— The problem —
Within the data below, state how many lines contain the string "rhythm". Provide the number only.

────────────────

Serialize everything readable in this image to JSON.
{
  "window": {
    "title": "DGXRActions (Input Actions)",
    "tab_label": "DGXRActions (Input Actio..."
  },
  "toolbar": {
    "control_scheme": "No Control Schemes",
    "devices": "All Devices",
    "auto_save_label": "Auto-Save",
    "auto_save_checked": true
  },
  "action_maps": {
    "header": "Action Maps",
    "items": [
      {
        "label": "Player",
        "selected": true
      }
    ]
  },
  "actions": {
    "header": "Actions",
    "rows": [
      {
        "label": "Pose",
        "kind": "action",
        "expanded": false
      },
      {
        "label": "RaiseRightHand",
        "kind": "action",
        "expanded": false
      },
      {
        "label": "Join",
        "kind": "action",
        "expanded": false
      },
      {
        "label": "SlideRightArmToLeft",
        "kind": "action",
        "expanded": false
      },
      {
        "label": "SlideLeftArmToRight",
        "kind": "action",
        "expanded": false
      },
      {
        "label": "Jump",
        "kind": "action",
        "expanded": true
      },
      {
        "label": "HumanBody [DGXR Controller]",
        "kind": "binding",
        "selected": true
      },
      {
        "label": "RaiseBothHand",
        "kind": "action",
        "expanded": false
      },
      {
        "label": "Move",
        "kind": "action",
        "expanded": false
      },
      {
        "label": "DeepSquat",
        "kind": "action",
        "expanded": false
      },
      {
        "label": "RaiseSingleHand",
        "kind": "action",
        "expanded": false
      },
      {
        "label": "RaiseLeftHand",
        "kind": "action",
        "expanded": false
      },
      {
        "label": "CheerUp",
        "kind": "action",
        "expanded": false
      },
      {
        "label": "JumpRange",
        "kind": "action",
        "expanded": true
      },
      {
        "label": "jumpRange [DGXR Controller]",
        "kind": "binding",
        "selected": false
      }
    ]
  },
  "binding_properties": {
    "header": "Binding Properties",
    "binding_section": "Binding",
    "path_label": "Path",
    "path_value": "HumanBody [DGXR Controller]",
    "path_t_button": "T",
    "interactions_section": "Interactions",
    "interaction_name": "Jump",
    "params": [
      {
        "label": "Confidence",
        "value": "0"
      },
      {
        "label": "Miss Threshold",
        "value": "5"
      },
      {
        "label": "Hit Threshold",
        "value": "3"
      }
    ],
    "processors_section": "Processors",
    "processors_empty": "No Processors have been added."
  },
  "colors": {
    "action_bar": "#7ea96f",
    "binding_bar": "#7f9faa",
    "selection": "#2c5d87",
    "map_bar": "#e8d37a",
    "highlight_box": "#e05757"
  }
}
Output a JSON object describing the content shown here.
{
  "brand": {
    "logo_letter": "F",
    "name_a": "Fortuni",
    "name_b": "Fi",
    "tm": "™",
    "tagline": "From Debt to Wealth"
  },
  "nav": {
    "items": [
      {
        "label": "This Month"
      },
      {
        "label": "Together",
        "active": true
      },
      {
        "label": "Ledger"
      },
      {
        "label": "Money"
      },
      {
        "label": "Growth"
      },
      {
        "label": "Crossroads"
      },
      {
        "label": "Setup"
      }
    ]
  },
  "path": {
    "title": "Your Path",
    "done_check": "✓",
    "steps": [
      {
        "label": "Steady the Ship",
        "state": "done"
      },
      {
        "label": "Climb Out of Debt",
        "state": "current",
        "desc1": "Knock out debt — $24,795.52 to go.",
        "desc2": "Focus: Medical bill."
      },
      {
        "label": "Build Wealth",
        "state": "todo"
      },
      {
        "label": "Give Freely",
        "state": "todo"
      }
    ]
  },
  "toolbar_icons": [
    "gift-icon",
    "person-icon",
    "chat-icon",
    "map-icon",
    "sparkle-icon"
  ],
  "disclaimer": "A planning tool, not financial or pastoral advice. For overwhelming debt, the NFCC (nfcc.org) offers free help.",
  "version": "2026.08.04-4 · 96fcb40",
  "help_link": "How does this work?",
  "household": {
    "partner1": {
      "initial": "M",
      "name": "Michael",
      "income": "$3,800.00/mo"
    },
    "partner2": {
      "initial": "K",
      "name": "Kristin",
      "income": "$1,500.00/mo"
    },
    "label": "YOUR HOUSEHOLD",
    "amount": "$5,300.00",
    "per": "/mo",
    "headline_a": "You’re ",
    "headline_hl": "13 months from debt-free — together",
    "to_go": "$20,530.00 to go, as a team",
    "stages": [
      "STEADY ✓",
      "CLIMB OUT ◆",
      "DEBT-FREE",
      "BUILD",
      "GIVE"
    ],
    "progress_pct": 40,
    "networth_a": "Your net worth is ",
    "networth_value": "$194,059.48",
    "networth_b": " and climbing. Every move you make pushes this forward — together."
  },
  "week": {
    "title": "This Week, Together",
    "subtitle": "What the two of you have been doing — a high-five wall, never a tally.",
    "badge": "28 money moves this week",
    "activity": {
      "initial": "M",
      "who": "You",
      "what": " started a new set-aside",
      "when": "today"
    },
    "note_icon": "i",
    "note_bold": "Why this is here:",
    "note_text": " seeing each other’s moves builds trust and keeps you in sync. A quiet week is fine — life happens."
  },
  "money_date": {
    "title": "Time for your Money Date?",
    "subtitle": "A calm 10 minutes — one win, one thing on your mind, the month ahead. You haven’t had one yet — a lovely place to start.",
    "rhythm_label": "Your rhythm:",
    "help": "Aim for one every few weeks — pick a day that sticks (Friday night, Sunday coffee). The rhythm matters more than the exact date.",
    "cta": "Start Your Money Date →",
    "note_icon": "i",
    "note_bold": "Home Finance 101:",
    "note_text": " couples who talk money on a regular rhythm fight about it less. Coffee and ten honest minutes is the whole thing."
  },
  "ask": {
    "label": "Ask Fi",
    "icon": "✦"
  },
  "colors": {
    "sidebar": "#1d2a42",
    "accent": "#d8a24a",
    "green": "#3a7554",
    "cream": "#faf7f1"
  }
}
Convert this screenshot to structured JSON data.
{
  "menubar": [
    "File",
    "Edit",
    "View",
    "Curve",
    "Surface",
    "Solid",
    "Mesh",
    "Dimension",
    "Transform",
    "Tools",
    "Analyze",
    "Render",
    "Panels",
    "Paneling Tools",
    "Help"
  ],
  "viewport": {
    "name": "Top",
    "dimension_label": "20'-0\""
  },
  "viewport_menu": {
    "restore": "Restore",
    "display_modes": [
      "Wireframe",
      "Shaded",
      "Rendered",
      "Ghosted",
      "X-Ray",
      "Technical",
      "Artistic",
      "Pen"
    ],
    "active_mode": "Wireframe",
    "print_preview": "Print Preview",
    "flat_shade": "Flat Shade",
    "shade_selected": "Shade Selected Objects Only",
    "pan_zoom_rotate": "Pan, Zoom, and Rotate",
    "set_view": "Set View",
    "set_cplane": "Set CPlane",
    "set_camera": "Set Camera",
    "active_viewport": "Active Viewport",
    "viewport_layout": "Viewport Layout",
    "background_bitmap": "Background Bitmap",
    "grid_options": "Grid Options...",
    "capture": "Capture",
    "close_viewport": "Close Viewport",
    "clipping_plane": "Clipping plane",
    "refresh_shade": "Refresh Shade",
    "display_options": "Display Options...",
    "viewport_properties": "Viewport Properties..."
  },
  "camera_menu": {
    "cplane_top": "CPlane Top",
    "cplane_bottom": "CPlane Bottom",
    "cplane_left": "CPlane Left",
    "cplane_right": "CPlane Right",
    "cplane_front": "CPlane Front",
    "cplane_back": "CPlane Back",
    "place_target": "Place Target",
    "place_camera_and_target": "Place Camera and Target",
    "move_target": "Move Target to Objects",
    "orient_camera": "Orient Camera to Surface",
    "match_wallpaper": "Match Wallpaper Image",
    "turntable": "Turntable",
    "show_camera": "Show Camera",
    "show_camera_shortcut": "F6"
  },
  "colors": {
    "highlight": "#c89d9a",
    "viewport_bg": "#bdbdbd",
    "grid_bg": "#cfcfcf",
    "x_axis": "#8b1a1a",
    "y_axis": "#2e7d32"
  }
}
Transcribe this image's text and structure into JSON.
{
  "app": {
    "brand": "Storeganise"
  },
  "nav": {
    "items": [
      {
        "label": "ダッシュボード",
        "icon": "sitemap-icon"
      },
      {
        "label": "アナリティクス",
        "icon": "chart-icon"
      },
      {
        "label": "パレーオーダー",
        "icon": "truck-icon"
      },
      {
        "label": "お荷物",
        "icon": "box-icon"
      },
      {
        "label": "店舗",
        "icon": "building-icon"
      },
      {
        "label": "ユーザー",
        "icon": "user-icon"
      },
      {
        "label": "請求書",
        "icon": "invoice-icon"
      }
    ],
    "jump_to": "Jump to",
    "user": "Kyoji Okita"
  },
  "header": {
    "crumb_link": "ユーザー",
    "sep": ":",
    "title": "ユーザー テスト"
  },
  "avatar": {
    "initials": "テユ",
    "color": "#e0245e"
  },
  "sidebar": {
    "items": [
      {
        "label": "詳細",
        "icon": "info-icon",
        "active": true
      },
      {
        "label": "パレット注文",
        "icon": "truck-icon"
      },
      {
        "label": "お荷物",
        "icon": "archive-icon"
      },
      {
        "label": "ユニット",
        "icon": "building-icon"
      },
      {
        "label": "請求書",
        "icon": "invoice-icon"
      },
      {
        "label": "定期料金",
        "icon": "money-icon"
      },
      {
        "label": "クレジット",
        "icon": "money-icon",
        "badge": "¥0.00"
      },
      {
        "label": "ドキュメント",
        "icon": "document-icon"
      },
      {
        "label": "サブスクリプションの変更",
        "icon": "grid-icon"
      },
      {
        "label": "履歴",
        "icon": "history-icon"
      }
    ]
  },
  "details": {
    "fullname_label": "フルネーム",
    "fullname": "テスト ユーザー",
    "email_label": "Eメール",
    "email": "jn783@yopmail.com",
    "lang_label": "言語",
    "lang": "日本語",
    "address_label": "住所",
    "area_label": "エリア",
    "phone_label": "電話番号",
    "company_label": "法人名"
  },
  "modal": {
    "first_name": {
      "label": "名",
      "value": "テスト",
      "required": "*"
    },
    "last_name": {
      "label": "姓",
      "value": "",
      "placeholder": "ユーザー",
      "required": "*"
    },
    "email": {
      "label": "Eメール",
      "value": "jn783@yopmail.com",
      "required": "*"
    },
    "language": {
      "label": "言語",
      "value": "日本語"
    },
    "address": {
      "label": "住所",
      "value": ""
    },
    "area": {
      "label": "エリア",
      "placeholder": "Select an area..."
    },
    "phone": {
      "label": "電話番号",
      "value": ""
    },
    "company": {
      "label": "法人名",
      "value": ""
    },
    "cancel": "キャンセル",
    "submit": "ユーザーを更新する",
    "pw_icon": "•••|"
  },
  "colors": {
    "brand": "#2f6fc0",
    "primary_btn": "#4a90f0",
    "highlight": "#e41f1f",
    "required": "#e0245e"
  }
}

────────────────

— Solution to this task —
3